On the microscope side, we were able to work with Semrock to come up with a system that allowed us to sample spectral image data on a range of wavelengths: UV up to red wavelengths. At the same time, we can acquire a strong signal. The combination of those helped us be able to perform spectral imaging for really high quality images of cells and tissue, and we’ve applied that in a couple of different ways. One way was using the microscope system to show how we can detect specific molecules like fluorescent proteins or other labels; maybe you’re labeling one cell in a tissue or one specific component of a cell, and you can pull that signal out in the midst of a very high background that’s called tissue autofluorescence. We’ve also taken that technology and used it in some of our preliminary testing for characterizing tissues. We had an article come out recently in the Journal of Biomedical Optics where we looked at an initial sample set of colorectal cancer tissues, screening them with the VersaChrome filters to show proof of principle that the spectral properties of cancerous tissues look different than the spectral properties of normal surrounding tissue.
Multilabel assessment of cellular compartments. Multiple, overlapping labels can be used in live-cell assays. Hyperspectral imaging can be used to localizing signals to multiple subcellular compartments. Image courtesy of Silas Leavesley, University of South Alabama.
Overall, how has the field of cytometry advanced since you got started?
When I first got involved in this field, about a decade ago, the idea of using a technique like spectral imaging in microscopy had already been demonstrated in several ways, but the applicability was limited by the technology available and how easy those technologies were to apply to a biological problem. One of our focuses has been to develop new implementations of technology to improve the capabilities of spectral imaging in microscopy with regard to signal strength, speed, and quality, but then also to educate and raise awareness about what these technologies can do in different settings and different application areas. One area that we’ve focused on has been second-messenger signaling; we’ve been trying to show what we can do with spectral imaging in microscopy—how to keep pushing the boundaries for acquiring image data of second-messenger signals in discrete compartments within the cell and how the signal may help to dictate the overall physiological response of the cell. The field of compartmentalized cell signaling is evolving and the need for detecting subcellularly-localized signals is growing. We’ve tried to help develop approaches that make spectral imaging technologies easier to implement and more straightforward.
You have been actively involved in the Cyto congress (ISAC) in the past. What is unique about this conference compared to other scientific meetings?
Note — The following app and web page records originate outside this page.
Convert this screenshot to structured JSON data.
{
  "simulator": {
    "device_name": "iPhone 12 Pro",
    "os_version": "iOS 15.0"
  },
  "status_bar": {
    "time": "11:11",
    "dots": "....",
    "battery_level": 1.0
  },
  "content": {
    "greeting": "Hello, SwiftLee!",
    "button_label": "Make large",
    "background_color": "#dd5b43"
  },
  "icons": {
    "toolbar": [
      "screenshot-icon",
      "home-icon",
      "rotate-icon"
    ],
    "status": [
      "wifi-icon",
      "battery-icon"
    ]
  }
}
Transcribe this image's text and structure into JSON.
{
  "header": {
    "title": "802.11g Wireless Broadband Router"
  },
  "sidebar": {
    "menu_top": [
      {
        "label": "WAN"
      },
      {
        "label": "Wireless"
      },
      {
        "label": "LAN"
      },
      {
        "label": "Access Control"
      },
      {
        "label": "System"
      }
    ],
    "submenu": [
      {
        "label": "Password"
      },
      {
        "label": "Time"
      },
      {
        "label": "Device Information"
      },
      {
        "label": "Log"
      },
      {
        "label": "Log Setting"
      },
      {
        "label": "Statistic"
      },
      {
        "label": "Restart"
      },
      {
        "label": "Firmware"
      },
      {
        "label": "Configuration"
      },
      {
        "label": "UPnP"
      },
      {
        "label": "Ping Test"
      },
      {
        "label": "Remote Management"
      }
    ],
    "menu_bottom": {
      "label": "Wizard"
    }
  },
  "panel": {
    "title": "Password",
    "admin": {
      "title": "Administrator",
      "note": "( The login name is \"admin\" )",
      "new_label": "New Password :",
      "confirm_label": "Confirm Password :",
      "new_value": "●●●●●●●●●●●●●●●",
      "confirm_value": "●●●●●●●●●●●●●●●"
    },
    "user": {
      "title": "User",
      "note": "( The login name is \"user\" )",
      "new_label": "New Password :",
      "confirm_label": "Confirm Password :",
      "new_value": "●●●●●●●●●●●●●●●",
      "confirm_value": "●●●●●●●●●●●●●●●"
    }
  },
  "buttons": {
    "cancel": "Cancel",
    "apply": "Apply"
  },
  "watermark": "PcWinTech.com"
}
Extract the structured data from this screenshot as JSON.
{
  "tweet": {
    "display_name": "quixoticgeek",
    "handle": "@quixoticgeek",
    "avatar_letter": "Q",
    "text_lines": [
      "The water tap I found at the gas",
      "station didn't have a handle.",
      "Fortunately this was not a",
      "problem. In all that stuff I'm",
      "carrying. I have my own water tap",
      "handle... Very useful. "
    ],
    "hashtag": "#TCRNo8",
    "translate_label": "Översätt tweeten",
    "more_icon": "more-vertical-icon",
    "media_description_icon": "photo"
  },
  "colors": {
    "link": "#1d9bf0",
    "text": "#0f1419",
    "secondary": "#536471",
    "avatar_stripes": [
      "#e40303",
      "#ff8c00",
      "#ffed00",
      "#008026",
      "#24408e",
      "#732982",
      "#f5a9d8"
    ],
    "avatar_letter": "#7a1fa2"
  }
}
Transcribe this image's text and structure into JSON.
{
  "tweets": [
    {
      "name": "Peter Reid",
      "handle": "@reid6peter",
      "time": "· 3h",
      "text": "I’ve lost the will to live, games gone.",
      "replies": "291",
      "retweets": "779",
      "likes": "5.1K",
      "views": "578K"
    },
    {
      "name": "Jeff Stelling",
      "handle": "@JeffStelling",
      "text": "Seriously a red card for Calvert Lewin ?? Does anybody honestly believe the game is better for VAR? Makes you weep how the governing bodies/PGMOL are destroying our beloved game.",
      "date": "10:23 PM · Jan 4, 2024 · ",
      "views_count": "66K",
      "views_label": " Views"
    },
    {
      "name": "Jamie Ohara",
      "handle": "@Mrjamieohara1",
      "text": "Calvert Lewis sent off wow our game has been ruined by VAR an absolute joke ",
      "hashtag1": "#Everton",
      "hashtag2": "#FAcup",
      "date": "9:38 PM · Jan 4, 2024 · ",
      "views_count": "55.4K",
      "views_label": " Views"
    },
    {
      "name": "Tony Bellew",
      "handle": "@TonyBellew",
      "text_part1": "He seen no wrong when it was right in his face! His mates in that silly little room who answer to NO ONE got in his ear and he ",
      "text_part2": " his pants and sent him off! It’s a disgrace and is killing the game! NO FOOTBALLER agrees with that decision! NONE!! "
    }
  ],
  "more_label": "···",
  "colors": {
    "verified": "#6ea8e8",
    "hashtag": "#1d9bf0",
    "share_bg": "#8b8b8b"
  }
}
Cyto to me is an outstanding conference because it brings together a mix of people. Cyto developed out of the flow cytometry field, so a large focus of the conference remains on flow cytometry. Flow cytometrists have always also been, to a large part, inventors. The conference is a mix of clinicians, flow cytometrists, and imaging people, and all of them bring some aspect of innovation or technology development. I run into a range of people that work on the technology side but also on the application side and the clinical side, and it’s a really neat environment for all those people to get together and dialogue. They are very good people to work with at an interdisciplinary level.
What would you consider your biggest achievement to date?
We’re pushing a new type of spectral imaging technology called excitation scanning spectral imaging. I think our biggest achievement to date is getting the prototype system out on both the microscope and now on the endoscope that use that technology. We’ve gotten to the point where we’ve implemented it, we’re now evaluating it, and I think it’s going to be out there as an end-user type system within the next couple of years.